I’m So Excited!
Pedro Almodóvar flies the frantic skies in silly, sky-high romp
I’m So Excited!
Directed by Pedro Almodóvar
Cast: Javier Cámara, Lola Dueñas, Cecilia Roth
After the kinky, creepy quirk of 2011’s mod-goth masterpiece The Skin I Live In, Spanish auteur Pedro Almodóvar returns to his campy, soap-operatic roots with the palate-cleansing amuse-bouche I’m So Excited. This microcosmic ensemble comedy would sit on the shelf comfortably alongside early Almodóvar offerings such as Labyrinth of Passion, Dark Habits and What Have I Done to Deserve This? but isn’t likely to rate among the writer-director’s all-time best.

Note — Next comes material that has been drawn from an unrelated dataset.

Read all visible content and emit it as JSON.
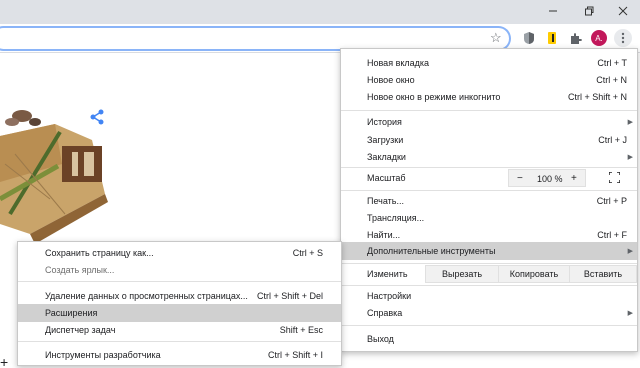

Thanks to a mishap on the runway (initiated by Almodóvar regulars Antonio Banderas and Penelope Cruz, in all-too-brief cameos), a 747 en route from Madrid to Mexico City is in serious trouble. The landing gear is jammed, and the plane can’t find an empty airport for an emergency landing. As a result everybody’s just going around in circles (literally as well as figuratively). At first only the pilot (Antonio de la Torre, The Last Circus) and copilot (Spanish TV actor Hugo Silva) know about the danger. But thanks to a gossipy (and very gay) flight crew (Javier Cámara, Raúl Arévalo, Carlos Areces), the passengers are soon whipped into a panic. Well. Not all of the passengers, exactly. The cattle back in economy class have been drugged into a stupor. Only the well-to-do passengers in business class are awake enough to ponder their impending doom.
Among these passengers are a virginal psychic (Lola Dueñas, Volver), a corrupt businessman (José Luis Torrijo, Pan’s Labyrinth), a well-aged model-turned-madam (Cecilia Roth, All About My Mother), a “security expert” (José María Yazpik, The Burning Plain), a pair of hungover newlyweds (Miguel Ángel Silvestre and Laya Martí) and an over-the-hill soap star (Guillermo Toledo, The Perfect Crime). Most of these actors have worked Almodóvar films before and know how to handle this sort of high-tone camp. Cámara, Arévalo and Areces in particular are working hard for the money.
Prospective viewers are advised to get in the Almodóvar mood early. This is one of the master’s silliest candy-colored romps, packed to the emergency exits with sex, drugs and bawdy humor. The story is little more than a string of raunchy jokes, episodic happenings and random melodramatic interactions. The passengers get scared and drunk and spill all their darkest secrets. The flight attendants slip mescaline into the cabin’s drinks and instigate an orgy. Everybody exorcises their inner demons and basically hopes not to die. For a great many viewers, this one will seem a lot like one big dirty joke without a punchline. Which it kind of is. But Almodóvar is clearly just having fun here, gathering up a bunch of friends and throwing together a hell-with-it-all romp. (The title, for example, comes from a drag-inspired cabaret act that the flight crew busts out halfway though the film.) Hardcore, longtime Almodóvar fans are probably the best equipped to deal with this level of lunacy. If, for example, you thought 1990’s Tie Me Up! Tie Me Down! (about a gentle but mentally unbalanced man who kidnaps a porn star so she’ll become is his wife) was a hoot, you’ll get some giggles out of I’m So Excited!
But the queer (in way more ways than one) tone and the claustrophobic atmosphere are just as likely to leave a lot of audience members feeling left out of the joke. The film’s tableau rarely strays from the front cabin of the airplane. As a result this seems even more stagebound than the average Almodóvar movie. It is, in many ways, classic Almodóvar. But the director feels like he’s grown beyond such trifles of late, delivering thought-provoking comedy-dramas like 1999’s All About My Mother and stylish genre-busters like 2006’s Volver. Worst of all is the idea that Almodóvar may have lost his formerly deft touch with outrageous farce. I’m So Excited! invokes (but hardly matches and never surpasses) the giddy, anything-goes fun of 1988’s Women on the Verge of a Nervous Breakdown. This madcap, dirty-minded black comedy manages to get off the ground, but rarely does it soar.